- Work to be completed
Nothing except the pictures should be left out when you reproduce the listing exactly.

- Stored data
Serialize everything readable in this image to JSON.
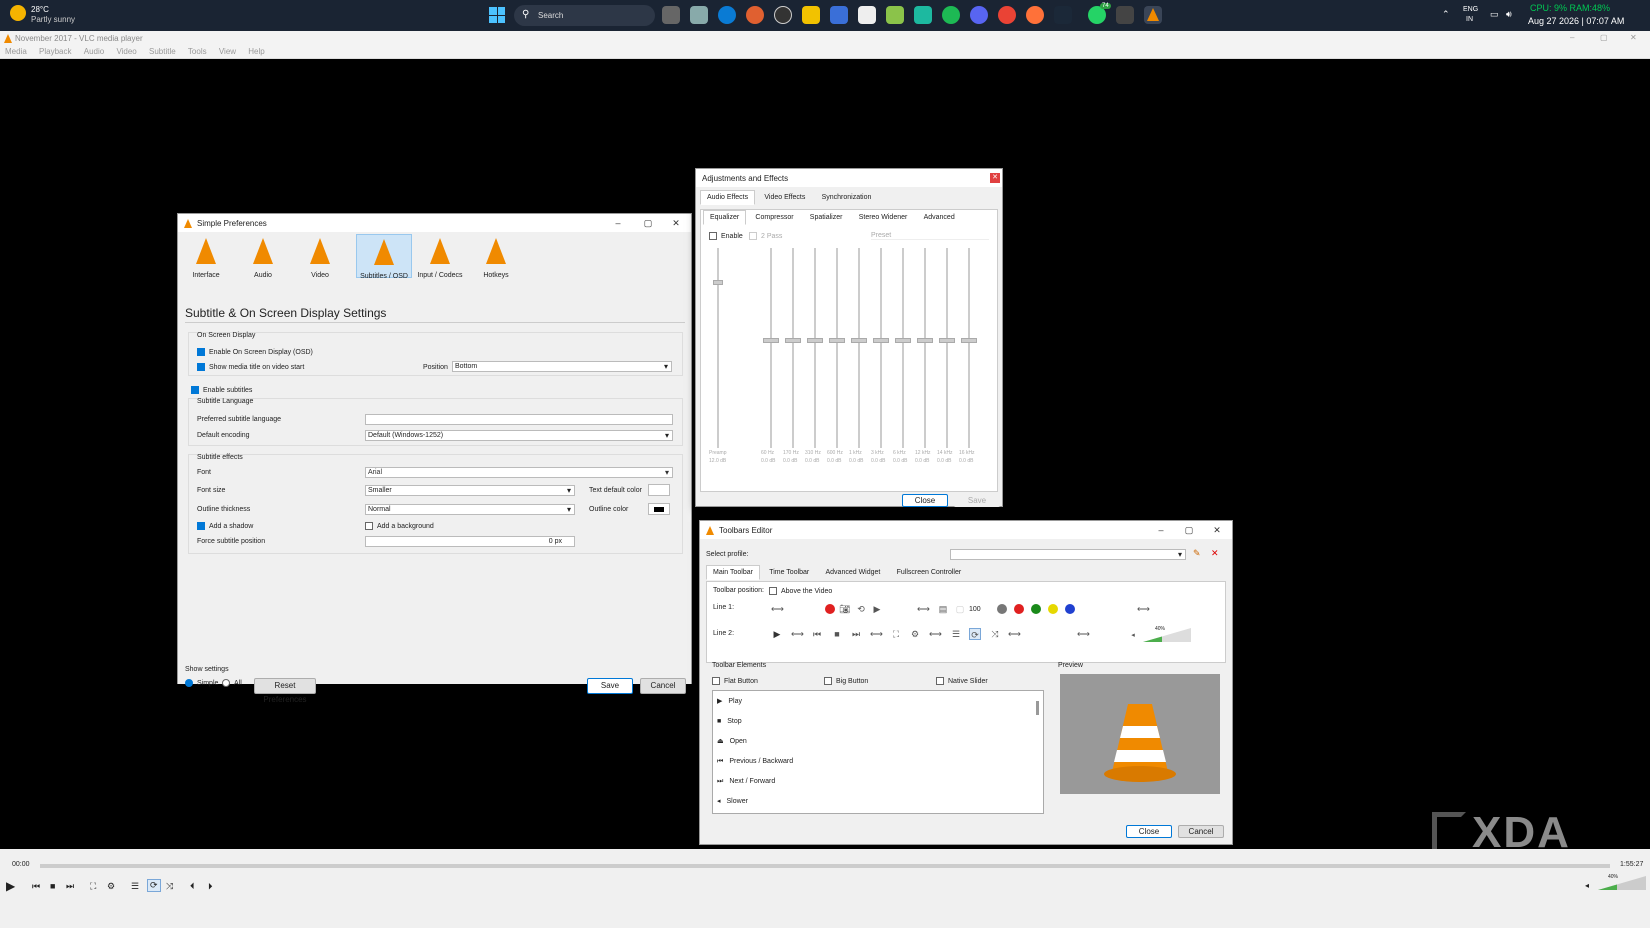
{
  "weather": {
    "temp": "28°C",
    "desc": "Partly sunny"
  },
  "taskbar": {
    "search_placeholder": "Search",
    "lang_line1": "ENG",
    "lang_line2": "IN",
    "datetime": "Aug 27 2026 | 07:07 AM",
    "perf": "CPU: 9% RAM:48%",
    "badge": "74"
  },
  "vlc_window": {
    "title": "November 2017 - VLC media player",
    "menu": [
      "Media",
      "Playback",
      "Audio",
      "Video",
      "Subtitle",
      "Tools",
      "View",
      "Help"
    ],
    "time_elapsed": "00:00",
    "time_total": "1:55:27",
    "volume": "40%"
  },
  "prefs": {
    "title": "Simple Preferences",
    "categories": [
      "Interface",
      "Audio",
      "Video",
      "Subtitles / OSD",
      "Input / Codecs",
      "Hotkeys"
    ],
    "heading": "Subtitle & On Screen Display Settings",
    "osd_group": "On Screen Display",
    "enable_osd": "Enable On Screen Display (OSD)",
    "show_title": "Show media title on video start",
    "position_label": "Position",
    "position_value": "Bottom",
    "enable_subs": "Enable subtitles",
    "lang_group": "Subtitle Language",
    "pref_lang_label": "Preferred subtitle language",
    "encoding_label": "Default encoding",
    "encoding_value": "Default (Windows-1252)",
    "effects_group": "Subtitle effects",
    "font_label": "Font",
    "font_value": "Arial",
    "fontsize_label": "Font size",
    "fontsize_value": "Smaller",
    "text_color_label": "Text default color",
    "outline_label": "Outline thickness",
    "outline_value": "Normal",
    "outline_color_label": "Outline color",
    "shadow": "Add a shadow",
    "background": "Add a background",
    "force_pos_label": "Force subtitle position",
    "force_pos_value": "0 px",
    "show_settings": "Show settings",
    "simple": "Simple",
    "all": "All",
    "reset": "Reset Preferences",
    "save": "Save",
    "cancel": "Cancel"
  },
  "adjust": {
    "title": "Adjustments and Effects",
    "tabs": [
      "Audio Effects",
      "Video Effects",
      "Synchronization"
    ],
    "subtabs": [
      "Equalizer",
      "Compressor",
      "Spatializer",
      "Stereo Widener",
      "Advanced"
    ],
    "enable": "Enable",
    "two_pass": "2 Pass",
    "preset": "Preset",
    "preamp": "Preamp",
    "preamp_val": "12.0 dB",
    "bands": [
      "60 Hz",
      "170 Hz",
      "310 Hz",
      "600 Hz",
      "1 kHz",
      "3 kHz",
      "6 kHz",
      "12 kHz",
      "14 kHz",
      "16 kHz"
    ],
    "band_val": "0.0 dB",
    "close": "Close",
    "save": "Save"
  },
  "toolbars": {
    "title": "Toolbars Editor",
    "select_profile": "Select profile:",
    "tabs": [
      "Main Toolbar",
      "Time Toolbar",
      "Advanced Widget",
      "Fullscreen Controller"
    ],
    "toolbar_position": "Toolbar position:",
    "above_video": "Above the Video",
    "line1": "Line 1:",
    "line2": "Line 2:",
    "zoom_val": "100",
    "volume_val": "40%",
    "elements_group": "Toolbar Elements",
    "flat_button": "Flat Button",
    "big_button": "Big Button",
    "native_slider": "Native Slider",
    "elements": [
      "Play",
      "Stop",
      "Open",
      "Previous / Backward",
      "Next / Forward",
      "Slower"
    ],
    "preview": "Preview",
    "close": "Close",
    "cancel": "Cancel"
  },
  "watermark": "XDA"
}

- Written answer
Serialize everything readable in this image to JSON.
{
  "weather": {
    "temp": "28°C",
    "desc": "Partly sunny"
  },
  "taskbar": {
    "search_placeholder": "Search",
    "lang_line1": "ENG",
    "lang_line2": "IN",
    "datetime": "Aug 27 2026 | 07:07 AM",
    "perf": "CPU: 9% RAM:48%",
    "badge": "74"
  },
  "vlc_window": {
    "title": "November 2017 - VLC media player",
    "menu": [
      "Media",
      "Playback",
      "Audio",
      "Video",
      "Subtitle",
      "Tools",
      "View",
      "Help"
    ],
    "time_elapsed": "00:00",
    "time_total": "1:55:27",
    "volume": "40%"
  },
  "prefs": {
    "title": "Simple Preferences",
    "categories": [
      "Interface",
      "Audio",
      "Video",
      "Subtitles / OSD",
      "Input / Codecs",
      "Hotkeys"
    ],
    "heading": "Subtitle & On Screen Display Settings",
    "osd_group": "On Screen Display",
    "enable_osd": "Enable On Screen Display (OSD)",
    "show_title": "Show media title on video start",
    "position_label": "Position",
    "position_value": "Bottom",
    "enable_subs": "Enable subtitles",
    "lang_group": "Subtitle Language",
    "pref_lang_label": "Preferred subtitle language",
    "encoding_label": "Default encoding",
    "encoding_value": "Default (Windows-1252)",
    "effects_group": "Subtitle effects",
    "font_label": "Font",
    "font_value": "Arial",
    "fontsize_label": "Font size",
    "fontsize_value": "Smaller",
    "text_color_label": "Text default color",
    "outline_label": "Outline thickness",
    "outline_value": "Normal",
    "outline_color_label": "Outline color",
    "shadow": "Add a shadow",
    "background": "Add a background",
    "force_pos_label": "Force subtitle position",
    "force_pos_value": "0 px",
    "show_settings": "Show settings",
    "simple": "Simple",
    "all": "All",
    "reset": "Reset Preferences",
    "save": "Save",
    "cancel": "Cancel"
  },
  "adjust": {
    "title": "Adjustments and Effects",
    "tabs": [
      "Audio Effects",
      "Video Effects",
      "Synchronization"
    ],
    "subtabs": [
      "Equalizer",
      "Compressor",
      "Spatializer",
      "Stereo Widener",
      "Advanced"
    ],
    "enable": "Enable",
    "two_pass": "2 Pass",
    "preset": "Preset",
    "preamp": "Preamp",
    "preamp_val": "12.0 dB",
    "bands": [
      "60 Hz",
      "170 Hz",
      "310 Hz",
      "600 Hz",
      "1 kHz",
      "3 kHz",
      "6 kHz",
      "12 kHz",
      "14 kHz",
      "16 kHz"
    ],
    "band_val": "0.0 dB",
    "close": "Close",
    "save": "Save"
  },
  "toolbars": {
    "title": "Toolbars Editor",
    "select_profile": "Select profile:",
    "tabs": [
      "Main Toolbar",
      "Time Toolbar",
      "Advanced Widget",
      "Fullscreen Controller"
    ],
    "toolbar_position": "Toolbar position:",
    "above_video": "Above the Video",
    "line1": "Line 1:",
    "line2": "Line 2:",
    "zoom_val": "100",
    "volume_val": "40%",
    "elements_group": "Toolbar Elements",
    "flat_button": "Flat Button",
    "big_button": "Big Button",
    "native_slider": "Native Slider",
    "elements": [
      "Play",
      "Stop",
      "Open",
      "Previous / Backward",
      "Next / Forward",
      "Slower"
    ],
    "preview": "Preview",
    "close": "Close",
    "cancel": "Cancel"
  },
  "watermark": "XDA"
}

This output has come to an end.